REQUIREMENT: Look through the data below and, wherever a line carries the word "subtitle", please copy that line.

※

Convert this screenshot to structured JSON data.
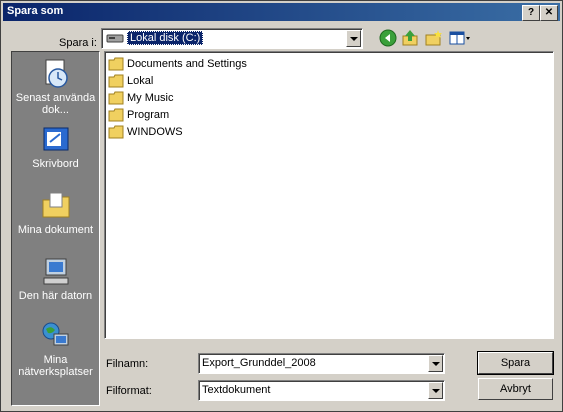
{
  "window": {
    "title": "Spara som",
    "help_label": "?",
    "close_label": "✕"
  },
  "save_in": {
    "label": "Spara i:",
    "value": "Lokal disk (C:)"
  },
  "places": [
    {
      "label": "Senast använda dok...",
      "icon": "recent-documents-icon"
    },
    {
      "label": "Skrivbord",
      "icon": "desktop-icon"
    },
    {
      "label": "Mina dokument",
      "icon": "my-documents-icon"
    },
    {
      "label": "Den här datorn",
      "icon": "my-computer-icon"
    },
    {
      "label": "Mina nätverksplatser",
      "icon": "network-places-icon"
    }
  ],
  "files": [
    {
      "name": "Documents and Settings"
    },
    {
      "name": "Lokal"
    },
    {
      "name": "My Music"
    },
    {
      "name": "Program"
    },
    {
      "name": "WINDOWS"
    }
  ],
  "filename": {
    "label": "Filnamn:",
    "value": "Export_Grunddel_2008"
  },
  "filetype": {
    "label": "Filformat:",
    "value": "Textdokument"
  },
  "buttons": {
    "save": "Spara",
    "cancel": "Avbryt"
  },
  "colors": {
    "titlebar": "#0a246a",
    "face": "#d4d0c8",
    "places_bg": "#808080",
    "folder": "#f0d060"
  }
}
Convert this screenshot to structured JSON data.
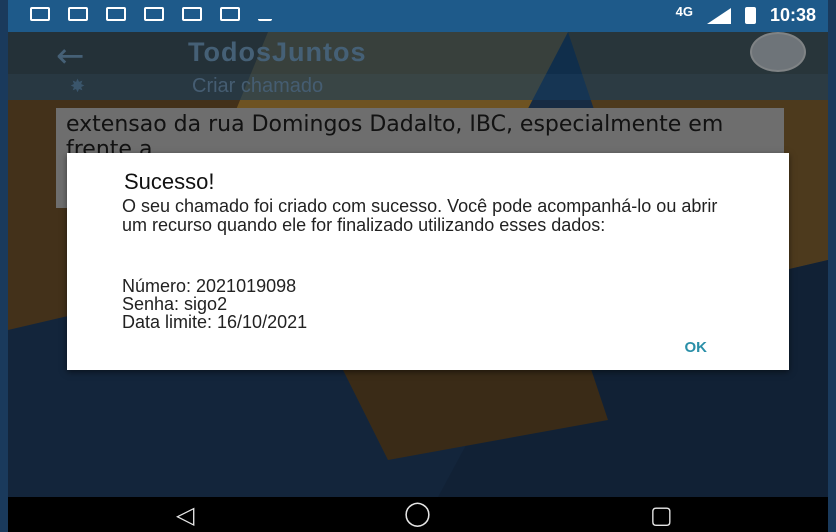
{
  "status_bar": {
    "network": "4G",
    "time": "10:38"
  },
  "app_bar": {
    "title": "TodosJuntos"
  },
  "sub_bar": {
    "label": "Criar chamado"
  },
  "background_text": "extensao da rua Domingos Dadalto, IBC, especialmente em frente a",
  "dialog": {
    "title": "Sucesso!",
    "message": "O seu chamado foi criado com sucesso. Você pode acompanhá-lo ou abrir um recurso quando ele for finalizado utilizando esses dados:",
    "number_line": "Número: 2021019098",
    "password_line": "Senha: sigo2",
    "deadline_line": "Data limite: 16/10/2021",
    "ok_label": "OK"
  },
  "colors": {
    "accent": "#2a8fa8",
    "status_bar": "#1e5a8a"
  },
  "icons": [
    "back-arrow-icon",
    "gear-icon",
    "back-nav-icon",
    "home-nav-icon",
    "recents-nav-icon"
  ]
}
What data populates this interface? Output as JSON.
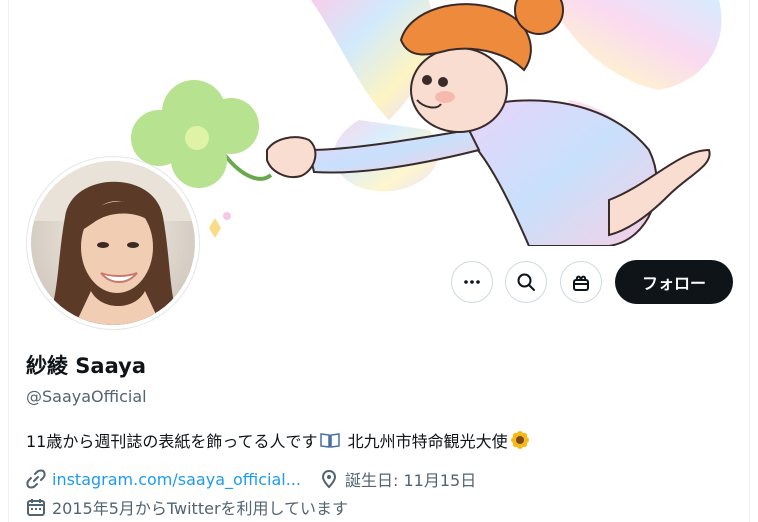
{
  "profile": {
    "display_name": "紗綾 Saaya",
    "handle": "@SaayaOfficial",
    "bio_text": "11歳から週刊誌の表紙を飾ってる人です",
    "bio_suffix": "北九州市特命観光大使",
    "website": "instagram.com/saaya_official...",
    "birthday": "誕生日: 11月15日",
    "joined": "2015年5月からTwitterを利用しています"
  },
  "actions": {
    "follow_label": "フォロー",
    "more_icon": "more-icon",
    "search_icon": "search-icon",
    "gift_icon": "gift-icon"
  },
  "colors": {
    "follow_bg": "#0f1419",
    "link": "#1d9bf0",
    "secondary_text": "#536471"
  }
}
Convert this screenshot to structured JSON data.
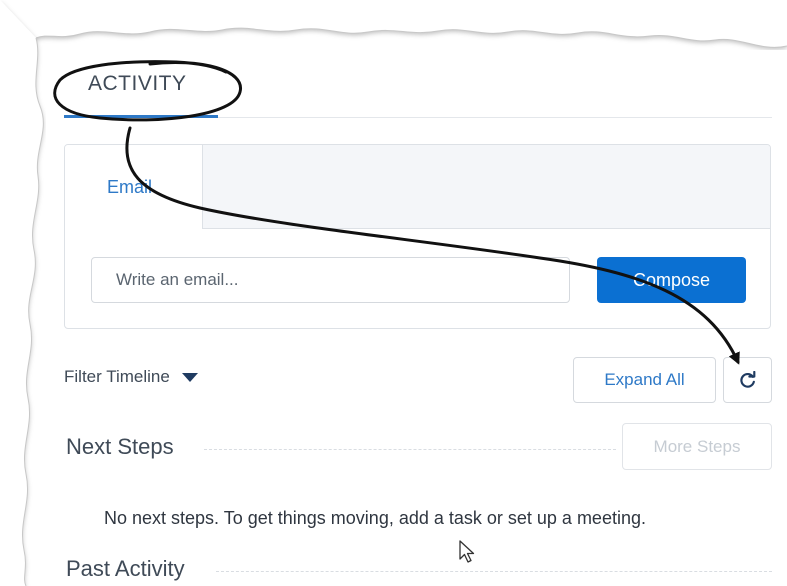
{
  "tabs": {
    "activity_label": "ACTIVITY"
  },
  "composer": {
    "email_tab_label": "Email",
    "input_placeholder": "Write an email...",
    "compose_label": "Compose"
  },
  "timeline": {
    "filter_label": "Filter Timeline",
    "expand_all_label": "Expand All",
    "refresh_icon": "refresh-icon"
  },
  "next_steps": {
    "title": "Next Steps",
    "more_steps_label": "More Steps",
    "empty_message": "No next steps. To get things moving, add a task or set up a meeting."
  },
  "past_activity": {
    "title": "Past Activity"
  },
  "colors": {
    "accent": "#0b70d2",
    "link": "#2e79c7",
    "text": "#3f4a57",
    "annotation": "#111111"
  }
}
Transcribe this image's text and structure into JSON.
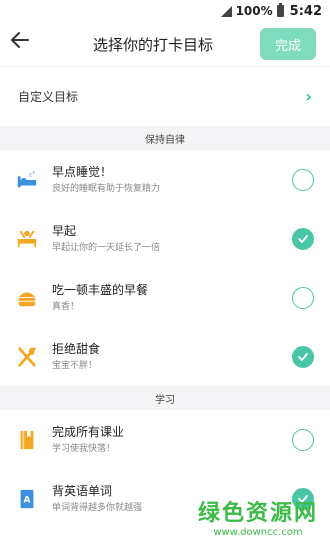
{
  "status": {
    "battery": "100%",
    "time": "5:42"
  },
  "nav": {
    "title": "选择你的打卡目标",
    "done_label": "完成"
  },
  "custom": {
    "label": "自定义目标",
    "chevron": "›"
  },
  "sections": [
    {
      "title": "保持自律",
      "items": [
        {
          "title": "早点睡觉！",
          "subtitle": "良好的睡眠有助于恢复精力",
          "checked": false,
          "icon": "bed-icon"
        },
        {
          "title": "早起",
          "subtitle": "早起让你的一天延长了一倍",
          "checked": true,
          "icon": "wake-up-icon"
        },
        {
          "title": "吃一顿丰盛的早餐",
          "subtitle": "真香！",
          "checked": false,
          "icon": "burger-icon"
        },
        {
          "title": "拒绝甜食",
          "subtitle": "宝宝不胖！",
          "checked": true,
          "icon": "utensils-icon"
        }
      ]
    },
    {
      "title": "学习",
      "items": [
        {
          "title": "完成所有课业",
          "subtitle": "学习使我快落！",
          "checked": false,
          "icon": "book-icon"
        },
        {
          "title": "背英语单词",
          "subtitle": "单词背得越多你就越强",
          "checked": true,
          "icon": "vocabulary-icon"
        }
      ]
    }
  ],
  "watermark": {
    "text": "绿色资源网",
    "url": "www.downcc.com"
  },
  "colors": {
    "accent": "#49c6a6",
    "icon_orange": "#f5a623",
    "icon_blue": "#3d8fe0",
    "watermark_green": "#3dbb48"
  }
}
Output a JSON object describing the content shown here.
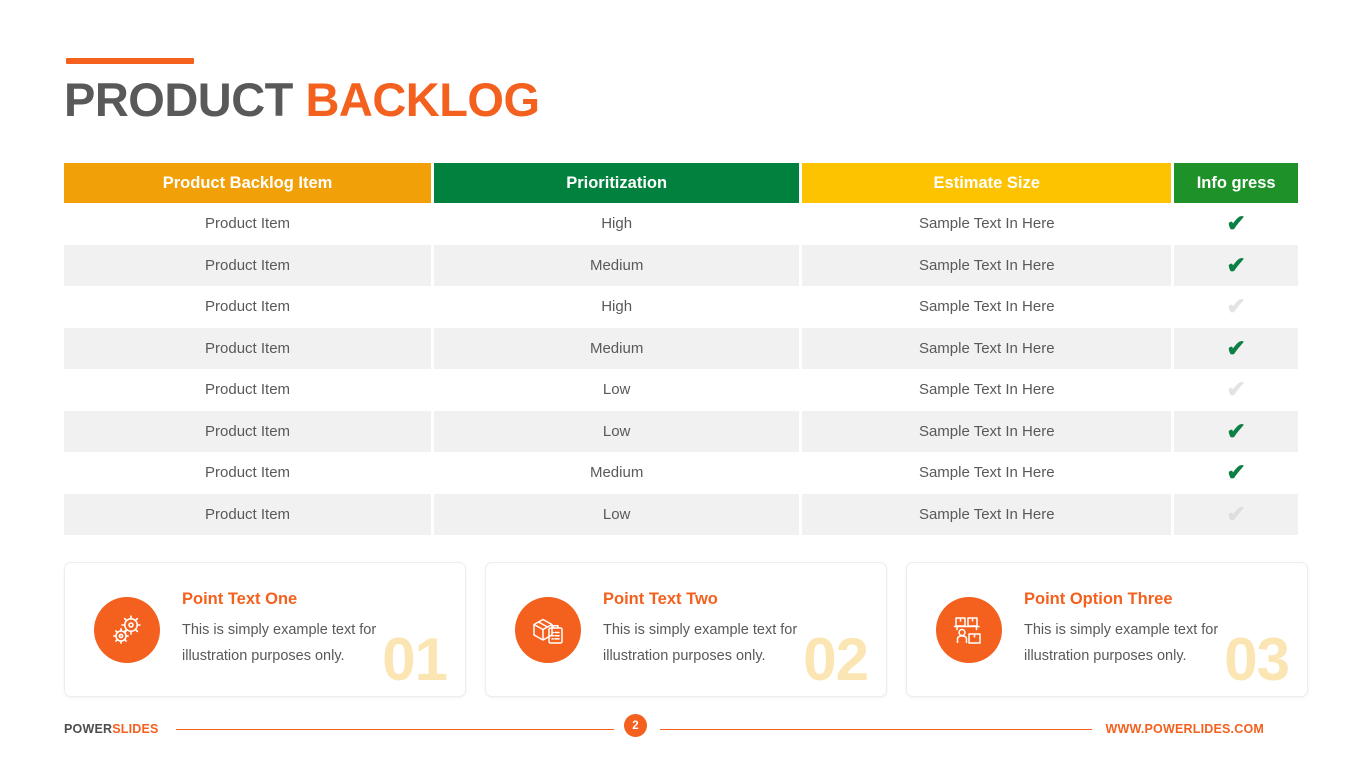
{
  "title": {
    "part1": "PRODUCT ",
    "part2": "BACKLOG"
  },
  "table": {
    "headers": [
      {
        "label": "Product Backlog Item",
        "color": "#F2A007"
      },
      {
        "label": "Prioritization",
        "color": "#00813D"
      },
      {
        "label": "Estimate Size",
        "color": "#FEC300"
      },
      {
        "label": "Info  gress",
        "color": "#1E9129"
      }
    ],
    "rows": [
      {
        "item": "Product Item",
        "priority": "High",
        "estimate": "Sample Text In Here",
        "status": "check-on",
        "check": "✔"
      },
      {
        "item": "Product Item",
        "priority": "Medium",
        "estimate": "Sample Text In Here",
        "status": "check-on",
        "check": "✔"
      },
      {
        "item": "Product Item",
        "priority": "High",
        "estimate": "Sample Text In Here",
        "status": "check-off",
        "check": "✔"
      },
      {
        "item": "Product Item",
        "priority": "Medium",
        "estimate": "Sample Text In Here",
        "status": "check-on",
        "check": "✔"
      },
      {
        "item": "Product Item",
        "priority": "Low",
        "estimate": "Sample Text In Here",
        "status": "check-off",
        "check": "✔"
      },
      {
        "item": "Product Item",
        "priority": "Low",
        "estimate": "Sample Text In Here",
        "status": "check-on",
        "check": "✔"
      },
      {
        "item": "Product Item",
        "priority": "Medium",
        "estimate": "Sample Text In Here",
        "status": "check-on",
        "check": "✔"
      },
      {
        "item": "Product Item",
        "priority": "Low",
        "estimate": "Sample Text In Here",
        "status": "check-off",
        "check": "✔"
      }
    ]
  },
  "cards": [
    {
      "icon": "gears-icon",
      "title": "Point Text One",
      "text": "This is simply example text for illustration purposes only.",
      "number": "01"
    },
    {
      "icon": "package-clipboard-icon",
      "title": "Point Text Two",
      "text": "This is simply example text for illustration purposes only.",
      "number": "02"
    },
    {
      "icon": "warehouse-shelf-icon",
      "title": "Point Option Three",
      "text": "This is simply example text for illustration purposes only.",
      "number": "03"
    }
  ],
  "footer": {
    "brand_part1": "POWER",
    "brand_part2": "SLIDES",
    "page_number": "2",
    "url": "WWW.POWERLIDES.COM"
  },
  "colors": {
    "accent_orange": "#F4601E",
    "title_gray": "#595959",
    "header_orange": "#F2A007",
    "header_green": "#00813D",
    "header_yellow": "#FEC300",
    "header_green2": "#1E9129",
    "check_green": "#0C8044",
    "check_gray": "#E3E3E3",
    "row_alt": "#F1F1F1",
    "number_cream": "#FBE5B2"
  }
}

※

TASK OUTPUT:
          "subtitle": "良好的睡眠有助于恢复精力",
          "subtitle": "早起让你的一天延长了一倍",
          "subtitle": "真香！",
          "subtitle": "宝宝不胖！",
          "subtitle": "学习使我快落！",
          "subtitle": "单词背得越多你就越强",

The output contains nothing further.